* Required work
All entries should be output exactly as they stand.

(Records from a data collection)
= Beginning of Section =

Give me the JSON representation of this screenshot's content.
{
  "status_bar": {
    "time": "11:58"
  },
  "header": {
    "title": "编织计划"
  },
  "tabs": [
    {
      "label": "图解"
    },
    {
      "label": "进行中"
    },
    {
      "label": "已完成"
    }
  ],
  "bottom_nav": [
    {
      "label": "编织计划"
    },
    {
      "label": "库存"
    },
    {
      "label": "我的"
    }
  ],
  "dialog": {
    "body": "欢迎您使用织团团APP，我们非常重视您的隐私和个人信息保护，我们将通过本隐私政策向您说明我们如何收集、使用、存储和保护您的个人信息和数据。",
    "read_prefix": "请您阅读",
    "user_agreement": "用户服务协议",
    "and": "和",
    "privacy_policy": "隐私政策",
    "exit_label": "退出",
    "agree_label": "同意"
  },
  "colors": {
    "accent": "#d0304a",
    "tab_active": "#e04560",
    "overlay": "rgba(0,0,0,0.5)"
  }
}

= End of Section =

* Response
Give me the JSON representation of this screenshot's content.
{
  "status_bar": {
    "time": "11:58"
  },
  "header": {
    "title": "编织计划"
  },
  "tabs": [
    {
      "label": "图解"
    },
    {
      "label": "进行中"
    },
    {
      "label": "已完成"
    }
  ],
  "bottom_nav": [
    {
      "label": "编织计划"
    },
    {
      "label": "库存"
    },
    {
      "label": "我的"
    }
  ],
  "dialog": {
    "body": "欢迎您使用织团团APP，我们非常重视您的隐私和个人信息保护，我们将通过本隐私政策向您说明我们如何收集、使用、存储和保护您的个人信息和数据。",
    "read_prefix": "请您阅读",
    "user_agreement": "用户服务协议",
    "and": "和",
    "privacy_policy": "隐私政策",
    "exit_label": "退出",
    "agree_label": "同意"
  },
  "colors": {
    "accent": "#d0304a",
    "tab_active": "#e04560",
    "overlay": "rgba(0,0,0,0.5)"
  }
}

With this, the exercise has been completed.